6. Shelter Building
A basic wilderness survival skill, shelter building protects a person from elements such as wind, rain, and cold. In survival situations, this is often the first step in saving a life.
When constructing a survival shelter, it is important to leave no trace and not damage the natural environment. In fact, a debris shelter constructed with dead branches and leaves can offer amazing protection from the elements for those in need.
Having the right wilderness survival skills is essential for those who venture out into the wilds. From knowing how to use tourniquets to being able to find food, these skills can save lives in emergency situations. Even if you never plan on venturing into the backcountry, learning wilderness survival skills can still help. For example, you can practice a few of these skills in your backyard to be better prepared for emergencies.
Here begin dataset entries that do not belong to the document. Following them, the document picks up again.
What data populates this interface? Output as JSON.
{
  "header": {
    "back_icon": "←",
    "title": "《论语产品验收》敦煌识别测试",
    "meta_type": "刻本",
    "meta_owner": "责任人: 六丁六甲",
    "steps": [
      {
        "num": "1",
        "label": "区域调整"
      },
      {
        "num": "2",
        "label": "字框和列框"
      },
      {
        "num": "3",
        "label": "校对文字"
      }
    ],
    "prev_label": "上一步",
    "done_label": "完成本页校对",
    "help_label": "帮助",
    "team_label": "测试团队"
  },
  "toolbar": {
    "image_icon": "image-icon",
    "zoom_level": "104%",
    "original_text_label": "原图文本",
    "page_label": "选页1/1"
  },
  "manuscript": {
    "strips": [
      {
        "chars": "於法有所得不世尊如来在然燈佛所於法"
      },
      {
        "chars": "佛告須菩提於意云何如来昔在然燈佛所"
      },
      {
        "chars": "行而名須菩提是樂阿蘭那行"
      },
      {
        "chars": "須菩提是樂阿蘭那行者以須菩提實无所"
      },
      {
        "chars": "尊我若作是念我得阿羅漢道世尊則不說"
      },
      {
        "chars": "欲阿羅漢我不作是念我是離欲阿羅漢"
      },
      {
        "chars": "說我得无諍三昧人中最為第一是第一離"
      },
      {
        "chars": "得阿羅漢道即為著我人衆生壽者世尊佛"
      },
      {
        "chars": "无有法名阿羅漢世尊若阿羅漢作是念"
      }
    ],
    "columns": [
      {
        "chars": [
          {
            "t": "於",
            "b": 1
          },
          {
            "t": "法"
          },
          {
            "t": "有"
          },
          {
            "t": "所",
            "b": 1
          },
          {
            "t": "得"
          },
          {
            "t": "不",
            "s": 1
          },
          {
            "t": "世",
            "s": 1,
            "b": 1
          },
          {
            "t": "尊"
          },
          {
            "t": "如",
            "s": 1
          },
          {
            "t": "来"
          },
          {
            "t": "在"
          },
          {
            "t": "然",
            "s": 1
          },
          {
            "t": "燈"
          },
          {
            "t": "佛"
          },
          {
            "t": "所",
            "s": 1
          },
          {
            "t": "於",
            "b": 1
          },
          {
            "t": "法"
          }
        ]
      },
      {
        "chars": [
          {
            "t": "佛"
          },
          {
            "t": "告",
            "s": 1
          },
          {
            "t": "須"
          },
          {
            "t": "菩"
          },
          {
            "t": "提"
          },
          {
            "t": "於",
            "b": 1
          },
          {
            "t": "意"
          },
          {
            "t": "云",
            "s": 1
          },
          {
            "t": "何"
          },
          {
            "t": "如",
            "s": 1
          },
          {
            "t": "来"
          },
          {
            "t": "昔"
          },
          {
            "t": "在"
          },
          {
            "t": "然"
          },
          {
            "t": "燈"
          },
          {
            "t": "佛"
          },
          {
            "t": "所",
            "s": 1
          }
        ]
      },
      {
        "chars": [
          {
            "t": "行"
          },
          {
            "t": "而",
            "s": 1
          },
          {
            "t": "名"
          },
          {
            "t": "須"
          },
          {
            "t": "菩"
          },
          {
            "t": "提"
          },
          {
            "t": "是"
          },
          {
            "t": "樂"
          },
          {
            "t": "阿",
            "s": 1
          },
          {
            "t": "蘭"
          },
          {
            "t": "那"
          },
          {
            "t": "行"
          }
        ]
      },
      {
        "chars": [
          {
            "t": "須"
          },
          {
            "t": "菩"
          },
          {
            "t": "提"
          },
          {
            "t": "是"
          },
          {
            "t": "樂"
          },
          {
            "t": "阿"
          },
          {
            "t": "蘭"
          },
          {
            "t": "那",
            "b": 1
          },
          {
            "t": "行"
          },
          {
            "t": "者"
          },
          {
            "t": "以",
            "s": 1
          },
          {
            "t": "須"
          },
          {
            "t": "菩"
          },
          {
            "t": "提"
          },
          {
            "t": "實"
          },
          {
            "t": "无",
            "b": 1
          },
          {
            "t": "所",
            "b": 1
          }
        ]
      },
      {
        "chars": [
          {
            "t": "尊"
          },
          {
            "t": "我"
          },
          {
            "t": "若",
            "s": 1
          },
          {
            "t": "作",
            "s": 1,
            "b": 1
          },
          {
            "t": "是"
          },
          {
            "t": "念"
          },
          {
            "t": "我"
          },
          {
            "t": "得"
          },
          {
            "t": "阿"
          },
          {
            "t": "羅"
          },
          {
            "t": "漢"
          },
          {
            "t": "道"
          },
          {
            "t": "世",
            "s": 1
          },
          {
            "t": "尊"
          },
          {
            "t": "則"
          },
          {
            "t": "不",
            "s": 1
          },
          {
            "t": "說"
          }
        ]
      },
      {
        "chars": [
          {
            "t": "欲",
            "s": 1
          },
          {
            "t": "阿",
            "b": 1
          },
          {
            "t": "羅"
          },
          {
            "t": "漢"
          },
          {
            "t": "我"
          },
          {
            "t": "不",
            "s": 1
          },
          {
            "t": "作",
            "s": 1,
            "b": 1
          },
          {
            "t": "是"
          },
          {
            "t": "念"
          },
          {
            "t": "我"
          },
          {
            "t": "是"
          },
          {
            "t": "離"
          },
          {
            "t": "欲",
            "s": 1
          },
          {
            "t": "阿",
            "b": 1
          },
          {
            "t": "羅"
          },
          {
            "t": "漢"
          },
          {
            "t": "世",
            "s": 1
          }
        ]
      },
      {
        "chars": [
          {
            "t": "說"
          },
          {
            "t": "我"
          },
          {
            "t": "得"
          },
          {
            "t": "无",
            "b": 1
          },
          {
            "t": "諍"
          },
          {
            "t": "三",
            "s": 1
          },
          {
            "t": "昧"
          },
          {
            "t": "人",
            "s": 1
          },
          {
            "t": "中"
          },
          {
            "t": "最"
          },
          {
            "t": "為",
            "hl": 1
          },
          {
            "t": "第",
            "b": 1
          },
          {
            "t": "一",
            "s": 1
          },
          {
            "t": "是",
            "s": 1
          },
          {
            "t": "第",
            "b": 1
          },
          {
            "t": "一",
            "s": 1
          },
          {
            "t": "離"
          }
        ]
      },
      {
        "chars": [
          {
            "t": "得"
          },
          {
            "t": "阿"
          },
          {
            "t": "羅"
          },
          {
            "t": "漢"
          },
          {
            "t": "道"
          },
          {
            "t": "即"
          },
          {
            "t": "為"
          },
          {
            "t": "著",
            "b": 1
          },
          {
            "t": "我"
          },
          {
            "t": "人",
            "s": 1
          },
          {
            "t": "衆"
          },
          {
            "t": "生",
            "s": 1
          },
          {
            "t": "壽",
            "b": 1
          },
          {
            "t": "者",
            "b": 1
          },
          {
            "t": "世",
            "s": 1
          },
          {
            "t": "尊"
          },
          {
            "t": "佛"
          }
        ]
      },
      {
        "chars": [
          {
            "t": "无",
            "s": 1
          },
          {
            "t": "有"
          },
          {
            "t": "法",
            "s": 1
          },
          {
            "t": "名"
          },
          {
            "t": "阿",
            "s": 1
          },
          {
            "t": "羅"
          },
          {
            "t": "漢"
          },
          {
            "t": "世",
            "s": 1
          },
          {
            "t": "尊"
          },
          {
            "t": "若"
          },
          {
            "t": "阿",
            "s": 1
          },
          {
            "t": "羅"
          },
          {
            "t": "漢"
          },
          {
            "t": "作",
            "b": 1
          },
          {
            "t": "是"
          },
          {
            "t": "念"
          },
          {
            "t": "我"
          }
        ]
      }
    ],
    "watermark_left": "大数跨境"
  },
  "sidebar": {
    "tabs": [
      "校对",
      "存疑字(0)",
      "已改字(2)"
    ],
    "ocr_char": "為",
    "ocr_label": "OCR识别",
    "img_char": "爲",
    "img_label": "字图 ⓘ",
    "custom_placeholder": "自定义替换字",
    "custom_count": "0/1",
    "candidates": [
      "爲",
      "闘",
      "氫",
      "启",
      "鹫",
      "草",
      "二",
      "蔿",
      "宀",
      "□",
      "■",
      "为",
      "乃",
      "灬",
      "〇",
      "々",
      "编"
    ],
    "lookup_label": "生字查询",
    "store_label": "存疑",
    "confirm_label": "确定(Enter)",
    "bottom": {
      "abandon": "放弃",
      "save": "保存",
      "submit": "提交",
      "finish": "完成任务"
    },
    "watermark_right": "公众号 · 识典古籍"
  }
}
In a survival situation, being able to use what is around you to build a shelter from branches and other natural materials can make the difference between sleeping comfortably and hypothermia. This is one of the skills that teens will enjoy learning as they gain proficiency with wilderness survival.
The ability to signal for help is a valuable skill that is also essential for wilderness survival. Whether using a mirror, whistle or other means, it is important to know how to communicate your location and status.
This is especially useful if you are lost or separated from your group. Many people have survived in the wild without food or water, but being unable to communicate your location can lead to death quickly. Practicing this skill will help your teen be prepared for any wilderness survival situation they may find themselves in.
7. Water Purification
If the human body is composed of 78% water, it’s no surprise that finding and drinking clean water would be a priority for survival in the wilderness. Many lost people die due to dehydration or water-borne pathogens.
The best way to ensure that your body has enough water is to learn how to purify it on the fly. This can be done using a water filter, iodine tablets or boiling.
Another survival skill is the ability to keep calm and think clearly when faced with an emergency. This is especially important if you’re far away from rescue services. A basic first aid course can teach you how to handle a variety of situations like hypothermia and dressing wounds. It’s also good to practice setting snares and survival fishing techniques. Foraging skills are also useful for obtaining nutritious food.
If your wilderness adventure goes wrong, it’s important to know how to signal for help. This can include using light or fire, flags and markers, whistles and even a mirror.
Auditory signals, such as three sharp and evenly spaced blasts of a whistle or cracking rocks together, are an international signal for distress. This can be heard from a distance and will alert rescuers that you need help.
When constructing visual signals, remember that contrast is key. Bright colors like red or white will stand out against the surrounding wilderness. Also, use reflective material such as glow-in-the-dark survey tape or bird scare flash tape that can be found at garden centers to create eye catching marks on your gear or yourself.
9. Wilderness Medicine
Knot-tying, shelter building, emergency signaling and survival fishing are important skills to have for wilderness survival. These skills can help provide food, water, warmth and security in a survival situation. Additionally, many survival items have multiple uses such as fire-starters or flares that can double as emergency signals in the event of an emergency.
Wilderness medicine is the knowledge and ability to address injuries, illnesses, and emergencies outside of modern facilities. While most of the time, backcountry injuries are not life-threatening, it is important to know basic first aid skills such as dressing wounds and improvising tourniquets from materials available in the environment (e.g., wire, zip ties). Additionally, ACLS and BLS recertification is recommended.